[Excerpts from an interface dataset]
[Start of Attachment]

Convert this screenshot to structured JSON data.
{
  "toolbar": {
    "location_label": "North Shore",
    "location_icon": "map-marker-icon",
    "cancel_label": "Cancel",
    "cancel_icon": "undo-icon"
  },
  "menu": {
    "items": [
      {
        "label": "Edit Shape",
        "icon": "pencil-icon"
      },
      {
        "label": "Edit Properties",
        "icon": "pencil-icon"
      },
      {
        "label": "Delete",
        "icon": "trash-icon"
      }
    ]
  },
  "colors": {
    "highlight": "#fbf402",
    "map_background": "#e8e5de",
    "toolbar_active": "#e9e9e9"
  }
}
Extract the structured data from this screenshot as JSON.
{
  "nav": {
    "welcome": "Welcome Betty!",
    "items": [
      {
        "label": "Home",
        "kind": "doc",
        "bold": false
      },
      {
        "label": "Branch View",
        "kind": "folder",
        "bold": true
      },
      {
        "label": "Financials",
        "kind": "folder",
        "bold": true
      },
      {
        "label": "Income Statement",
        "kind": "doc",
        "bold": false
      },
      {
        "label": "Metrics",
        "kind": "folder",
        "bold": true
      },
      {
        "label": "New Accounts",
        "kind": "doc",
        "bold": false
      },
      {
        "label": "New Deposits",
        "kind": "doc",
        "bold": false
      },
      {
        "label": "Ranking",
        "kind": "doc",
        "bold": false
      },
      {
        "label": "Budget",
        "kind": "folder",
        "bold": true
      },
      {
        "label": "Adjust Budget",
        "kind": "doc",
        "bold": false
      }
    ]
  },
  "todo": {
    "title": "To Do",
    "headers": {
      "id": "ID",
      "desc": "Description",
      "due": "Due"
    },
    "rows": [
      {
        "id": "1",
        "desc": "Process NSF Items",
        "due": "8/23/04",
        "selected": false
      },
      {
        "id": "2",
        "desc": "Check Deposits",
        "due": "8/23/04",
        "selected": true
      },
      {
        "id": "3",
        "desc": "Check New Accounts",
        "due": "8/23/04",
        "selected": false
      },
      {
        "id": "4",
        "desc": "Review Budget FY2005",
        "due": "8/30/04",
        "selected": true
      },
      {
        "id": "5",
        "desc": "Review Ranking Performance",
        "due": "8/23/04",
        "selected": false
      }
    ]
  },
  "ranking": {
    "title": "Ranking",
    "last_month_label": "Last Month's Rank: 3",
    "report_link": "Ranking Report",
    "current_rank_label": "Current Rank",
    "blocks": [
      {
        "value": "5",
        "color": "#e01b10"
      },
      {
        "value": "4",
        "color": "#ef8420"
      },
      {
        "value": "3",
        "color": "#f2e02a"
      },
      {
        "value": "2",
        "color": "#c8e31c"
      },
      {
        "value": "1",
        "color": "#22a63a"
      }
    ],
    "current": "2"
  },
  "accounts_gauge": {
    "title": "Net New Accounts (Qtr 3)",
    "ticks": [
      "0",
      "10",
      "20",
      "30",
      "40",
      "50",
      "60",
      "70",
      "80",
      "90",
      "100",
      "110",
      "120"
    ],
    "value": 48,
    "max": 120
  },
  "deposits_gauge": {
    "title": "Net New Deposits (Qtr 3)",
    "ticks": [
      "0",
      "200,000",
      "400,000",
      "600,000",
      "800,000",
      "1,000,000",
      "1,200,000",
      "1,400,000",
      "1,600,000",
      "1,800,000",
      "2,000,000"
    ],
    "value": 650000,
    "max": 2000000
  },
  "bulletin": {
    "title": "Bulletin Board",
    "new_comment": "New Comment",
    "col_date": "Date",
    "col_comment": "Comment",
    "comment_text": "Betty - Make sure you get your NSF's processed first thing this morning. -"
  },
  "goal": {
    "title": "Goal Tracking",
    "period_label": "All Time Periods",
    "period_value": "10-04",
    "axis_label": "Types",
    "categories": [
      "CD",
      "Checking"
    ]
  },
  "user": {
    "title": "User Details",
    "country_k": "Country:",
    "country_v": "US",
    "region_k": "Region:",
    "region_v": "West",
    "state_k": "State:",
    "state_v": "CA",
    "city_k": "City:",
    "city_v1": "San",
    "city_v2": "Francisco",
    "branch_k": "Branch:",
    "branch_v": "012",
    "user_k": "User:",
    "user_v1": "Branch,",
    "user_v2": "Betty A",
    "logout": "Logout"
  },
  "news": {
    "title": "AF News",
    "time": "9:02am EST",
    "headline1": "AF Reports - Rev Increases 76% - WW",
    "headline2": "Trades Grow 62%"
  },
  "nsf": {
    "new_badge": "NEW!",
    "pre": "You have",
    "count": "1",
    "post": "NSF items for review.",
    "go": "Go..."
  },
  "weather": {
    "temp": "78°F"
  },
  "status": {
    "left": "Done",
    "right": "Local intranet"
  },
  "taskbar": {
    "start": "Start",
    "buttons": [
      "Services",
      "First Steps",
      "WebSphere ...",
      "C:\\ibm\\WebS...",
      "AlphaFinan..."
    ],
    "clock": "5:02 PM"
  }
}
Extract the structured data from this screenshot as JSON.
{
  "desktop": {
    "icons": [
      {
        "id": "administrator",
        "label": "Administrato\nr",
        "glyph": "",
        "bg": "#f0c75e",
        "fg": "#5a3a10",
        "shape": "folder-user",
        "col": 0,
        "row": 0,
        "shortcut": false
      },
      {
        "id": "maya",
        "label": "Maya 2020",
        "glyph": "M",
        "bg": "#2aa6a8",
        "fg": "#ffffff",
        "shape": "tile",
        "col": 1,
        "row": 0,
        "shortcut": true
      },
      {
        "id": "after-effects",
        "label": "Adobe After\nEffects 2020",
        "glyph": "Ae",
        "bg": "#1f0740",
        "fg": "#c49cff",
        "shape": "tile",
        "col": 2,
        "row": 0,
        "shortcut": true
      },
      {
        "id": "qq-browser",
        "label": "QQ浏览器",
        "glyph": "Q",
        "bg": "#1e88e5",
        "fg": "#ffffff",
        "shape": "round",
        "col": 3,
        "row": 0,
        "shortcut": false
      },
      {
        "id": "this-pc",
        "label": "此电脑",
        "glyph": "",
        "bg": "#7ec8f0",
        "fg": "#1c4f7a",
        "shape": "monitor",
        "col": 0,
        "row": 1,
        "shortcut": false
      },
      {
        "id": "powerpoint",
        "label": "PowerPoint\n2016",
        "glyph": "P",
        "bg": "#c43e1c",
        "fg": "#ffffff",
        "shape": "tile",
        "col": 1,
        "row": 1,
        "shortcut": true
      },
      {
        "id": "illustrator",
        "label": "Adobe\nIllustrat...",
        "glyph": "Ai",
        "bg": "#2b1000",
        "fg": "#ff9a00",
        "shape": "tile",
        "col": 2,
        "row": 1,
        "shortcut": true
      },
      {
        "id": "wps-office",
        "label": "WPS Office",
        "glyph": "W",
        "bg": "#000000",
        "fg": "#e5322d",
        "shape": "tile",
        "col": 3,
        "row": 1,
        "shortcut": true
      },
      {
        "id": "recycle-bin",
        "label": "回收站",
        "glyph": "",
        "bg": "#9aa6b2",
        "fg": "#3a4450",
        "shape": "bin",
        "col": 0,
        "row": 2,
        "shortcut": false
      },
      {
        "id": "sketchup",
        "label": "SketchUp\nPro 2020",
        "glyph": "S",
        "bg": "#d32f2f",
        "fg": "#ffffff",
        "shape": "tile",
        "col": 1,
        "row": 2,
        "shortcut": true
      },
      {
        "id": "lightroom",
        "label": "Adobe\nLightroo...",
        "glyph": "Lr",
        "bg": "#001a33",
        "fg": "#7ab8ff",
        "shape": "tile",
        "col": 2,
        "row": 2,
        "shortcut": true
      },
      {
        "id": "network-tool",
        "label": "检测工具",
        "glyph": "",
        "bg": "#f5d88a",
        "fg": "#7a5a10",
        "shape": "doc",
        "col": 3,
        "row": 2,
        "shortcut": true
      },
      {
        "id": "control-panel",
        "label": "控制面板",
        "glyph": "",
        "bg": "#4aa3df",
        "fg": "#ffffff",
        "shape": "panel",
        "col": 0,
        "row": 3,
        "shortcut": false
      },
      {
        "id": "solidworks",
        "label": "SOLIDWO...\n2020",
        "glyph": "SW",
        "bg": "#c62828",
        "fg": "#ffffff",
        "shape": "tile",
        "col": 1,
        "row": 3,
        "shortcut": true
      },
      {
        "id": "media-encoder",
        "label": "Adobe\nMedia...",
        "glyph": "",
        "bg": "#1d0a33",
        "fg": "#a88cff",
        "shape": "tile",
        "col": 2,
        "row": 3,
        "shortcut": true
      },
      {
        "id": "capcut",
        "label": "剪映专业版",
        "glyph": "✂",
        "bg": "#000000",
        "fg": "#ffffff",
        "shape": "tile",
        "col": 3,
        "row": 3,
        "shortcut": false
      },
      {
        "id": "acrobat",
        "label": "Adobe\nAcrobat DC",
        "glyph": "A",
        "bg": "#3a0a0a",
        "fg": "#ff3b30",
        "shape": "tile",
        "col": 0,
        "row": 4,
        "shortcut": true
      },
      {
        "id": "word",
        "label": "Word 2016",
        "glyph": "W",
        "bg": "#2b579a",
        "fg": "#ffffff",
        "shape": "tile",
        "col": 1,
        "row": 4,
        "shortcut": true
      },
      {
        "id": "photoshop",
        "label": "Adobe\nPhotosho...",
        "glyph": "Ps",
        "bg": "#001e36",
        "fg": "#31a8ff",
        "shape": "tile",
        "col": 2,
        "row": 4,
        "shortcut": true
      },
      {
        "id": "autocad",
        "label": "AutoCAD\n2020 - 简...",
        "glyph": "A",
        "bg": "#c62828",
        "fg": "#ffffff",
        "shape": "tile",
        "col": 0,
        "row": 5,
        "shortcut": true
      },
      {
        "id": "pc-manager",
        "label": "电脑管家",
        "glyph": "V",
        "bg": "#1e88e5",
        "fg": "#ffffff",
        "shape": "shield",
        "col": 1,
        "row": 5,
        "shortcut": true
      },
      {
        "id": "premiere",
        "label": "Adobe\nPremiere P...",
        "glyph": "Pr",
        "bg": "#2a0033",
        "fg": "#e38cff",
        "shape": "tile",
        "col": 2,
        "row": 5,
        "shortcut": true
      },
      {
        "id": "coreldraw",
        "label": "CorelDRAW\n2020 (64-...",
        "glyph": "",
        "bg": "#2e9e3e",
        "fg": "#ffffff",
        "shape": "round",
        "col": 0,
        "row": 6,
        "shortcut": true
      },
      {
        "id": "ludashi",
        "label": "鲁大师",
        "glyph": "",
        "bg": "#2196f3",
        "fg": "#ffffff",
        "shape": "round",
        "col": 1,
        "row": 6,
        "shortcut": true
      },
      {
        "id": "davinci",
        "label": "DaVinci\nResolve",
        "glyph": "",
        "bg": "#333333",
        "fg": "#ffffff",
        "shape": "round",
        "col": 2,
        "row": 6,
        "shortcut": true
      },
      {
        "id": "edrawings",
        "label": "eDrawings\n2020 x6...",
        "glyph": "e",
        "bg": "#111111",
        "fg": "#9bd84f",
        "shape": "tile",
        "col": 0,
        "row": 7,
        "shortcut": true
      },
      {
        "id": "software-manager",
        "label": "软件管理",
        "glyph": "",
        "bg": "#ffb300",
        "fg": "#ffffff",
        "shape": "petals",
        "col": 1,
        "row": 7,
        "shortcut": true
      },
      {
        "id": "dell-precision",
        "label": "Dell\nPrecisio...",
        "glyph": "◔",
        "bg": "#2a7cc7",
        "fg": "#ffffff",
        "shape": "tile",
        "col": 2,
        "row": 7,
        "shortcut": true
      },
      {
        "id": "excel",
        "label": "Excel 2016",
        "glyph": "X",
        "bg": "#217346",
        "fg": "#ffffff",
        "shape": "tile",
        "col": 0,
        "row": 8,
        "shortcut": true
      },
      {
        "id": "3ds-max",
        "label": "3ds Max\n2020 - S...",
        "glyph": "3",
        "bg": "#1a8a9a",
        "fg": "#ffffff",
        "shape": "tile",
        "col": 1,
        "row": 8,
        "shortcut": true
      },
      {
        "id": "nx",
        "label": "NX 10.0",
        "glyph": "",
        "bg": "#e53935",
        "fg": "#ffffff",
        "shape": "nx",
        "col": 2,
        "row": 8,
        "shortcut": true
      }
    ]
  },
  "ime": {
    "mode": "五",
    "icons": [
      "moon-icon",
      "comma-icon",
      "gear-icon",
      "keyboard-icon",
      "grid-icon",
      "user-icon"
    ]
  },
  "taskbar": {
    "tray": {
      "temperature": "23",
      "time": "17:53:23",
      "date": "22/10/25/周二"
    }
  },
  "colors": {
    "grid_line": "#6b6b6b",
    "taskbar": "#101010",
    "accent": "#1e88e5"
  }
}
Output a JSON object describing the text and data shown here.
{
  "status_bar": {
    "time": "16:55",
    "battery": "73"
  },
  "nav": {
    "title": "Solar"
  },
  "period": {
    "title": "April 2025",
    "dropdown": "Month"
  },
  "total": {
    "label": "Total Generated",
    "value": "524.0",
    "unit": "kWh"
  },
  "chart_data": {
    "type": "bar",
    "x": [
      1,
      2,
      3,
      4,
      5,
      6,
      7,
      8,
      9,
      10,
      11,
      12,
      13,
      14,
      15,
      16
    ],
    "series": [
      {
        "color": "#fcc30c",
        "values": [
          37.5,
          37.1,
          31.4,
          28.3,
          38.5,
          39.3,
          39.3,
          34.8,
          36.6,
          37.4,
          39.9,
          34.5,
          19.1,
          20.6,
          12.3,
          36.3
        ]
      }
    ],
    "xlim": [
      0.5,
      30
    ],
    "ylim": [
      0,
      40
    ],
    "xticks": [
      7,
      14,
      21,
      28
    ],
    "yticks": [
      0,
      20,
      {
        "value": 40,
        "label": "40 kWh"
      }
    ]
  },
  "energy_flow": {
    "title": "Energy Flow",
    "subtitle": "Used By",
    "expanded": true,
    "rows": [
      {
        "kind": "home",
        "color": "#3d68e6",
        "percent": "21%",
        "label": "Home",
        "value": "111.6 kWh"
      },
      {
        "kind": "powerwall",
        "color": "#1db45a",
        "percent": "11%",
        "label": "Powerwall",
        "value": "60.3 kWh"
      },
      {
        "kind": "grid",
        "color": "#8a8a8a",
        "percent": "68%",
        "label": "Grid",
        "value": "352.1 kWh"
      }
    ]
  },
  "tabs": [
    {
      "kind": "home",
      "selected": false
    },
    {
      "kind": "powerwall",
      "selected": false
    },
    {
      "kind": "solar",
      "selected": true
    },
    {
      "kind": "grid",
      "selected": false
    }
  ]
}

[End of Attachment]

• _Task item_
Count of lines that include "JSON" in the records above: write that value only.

• _Finished exercise_
4